§ WHAT IS BEING ASKED
Because the pictures are not wanted, reproduce the rest of the records below exactly as they stand.

§ DATA RECORDS
————
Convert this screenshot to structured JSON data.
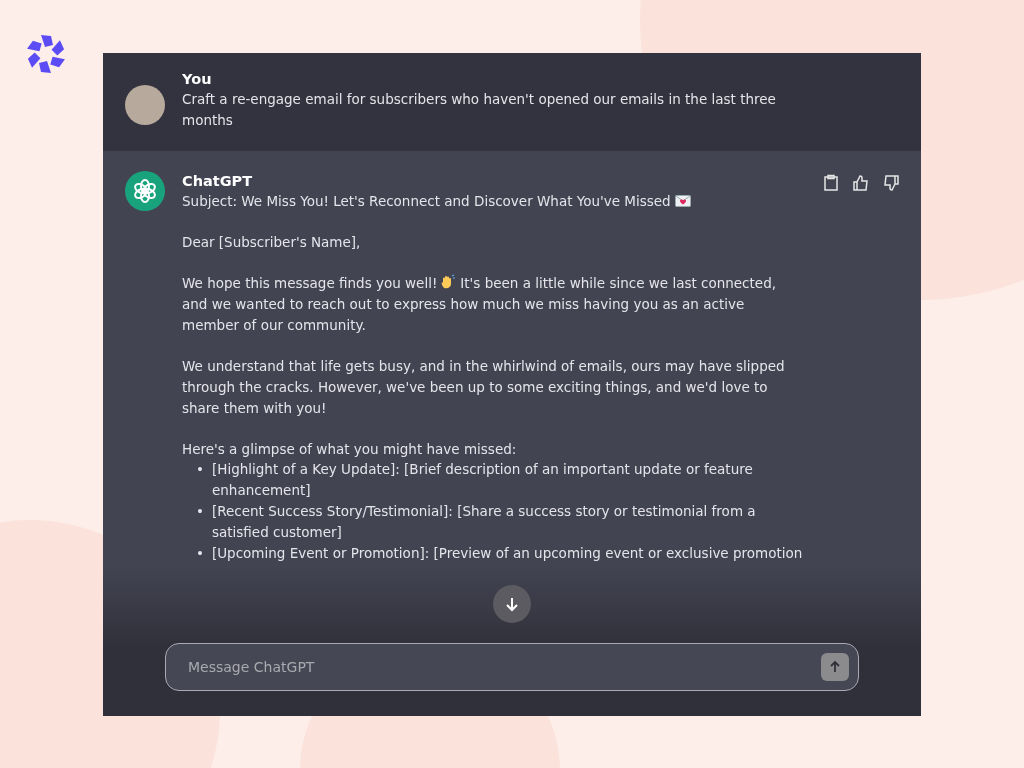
{
  "user_message": {
    "author": "You",
    "text": "Craft a re-engage email for subscribers who haven't opened our emails in the last three months"
  },
  "assistant_message": {
    "author": "ChatGPT",
    "blocks": [
      {
        "kind": "subject",
        "text": "Subject: We Miss You! Let's Reconnect and Discover What You've Missed"
      },
      {
        "kind": "paragraph",
        "text": "Dear [Subscriber's Name],"
      },
      {
        "kind": "wave_paragraph",
        "before": "We hope this message finds you well!",
        "after": "It's been a little while since we last connected, and we wanted to reach out to express how much we miss having you as an active member of our community."
      },
      {
        "kind": "paragraph",
        "text": "We understand that life gets busy, and in the whirlwind of emails, ours may have slipped through the cracks. However, we've been up to some exciting things, and we'd love to share them with you!"
      },
      {
        "kind": "paragraph",
        "text": "Here's a glimpse of what you might have missed:"
      },
      {
        "kind": "bullets",
        "marker": "•",
        "items": [
          "[Highlight of a Key Update]: [Brief description of an important update or feature enhancement]",
          "[Recent Success Story/Testimonial]: [Share a success story or testimonial from a satisfied customer]",
          "[Upcoming Event or Promotion]: [Preview of an upcoming event or exclusive promotion"
        ]
      }
    ]
  },
  "composer": {
    "placeholder": "Message ChatGPT"
  }
}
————
§ ANSWER FOR THE TASK
Convert this screenshot to structured JSON data.
{
  "user_message": {
    "author": "You",
    "text": "Craft a re-engage email for subscribers who haven't opened our emails in the last three months"
  },
  "assistant_message": {
    "author": "ChatGPT",
    "blocks": [
      {
        "kind": "subject",
        "text": "Subject: We Miss You! Let's Reconnect and Discover What You've Missed"
      },
      {
        "kind": "paragraph",
        "text": "Dear [Subscriber's Name],"
      },
      {
        "kind": "wave_paragraph",
        "before": "We hope this message finds you well!",
        "after": "It's been a little while since we last connected, and we wanted to reach out to express how much we miss having you as an active member of our community."
      },
      {
        "kind": "paragraph",
        "text": "We understand that life gets busy, and in the whirlwind of emails, ours may have slipped through the cracks. However, we've been up to some exciting things, and we'd love to share them with you!"
      },
      {
        "kind": "paragraph",
        "text": "Here's a glimpse of what you might have missed:"
      },
      {
        "kind": "bullets",
        "marker": "•",
        "items": [
          "[Highlight of a Key Update]: [Brief description of an important update or feature enhancement]",
          "[Recent Success Story/Testimonial]: [Share a success story or testimonial from a satisfied customer]",
          "[Upcoming Event or Promotion]: [Preview of an upcoming event or exclusive promotion"
        ]
      }
    ]
  },
  "composer": {
    "placeholder": "Message ChatGPT"
  }
}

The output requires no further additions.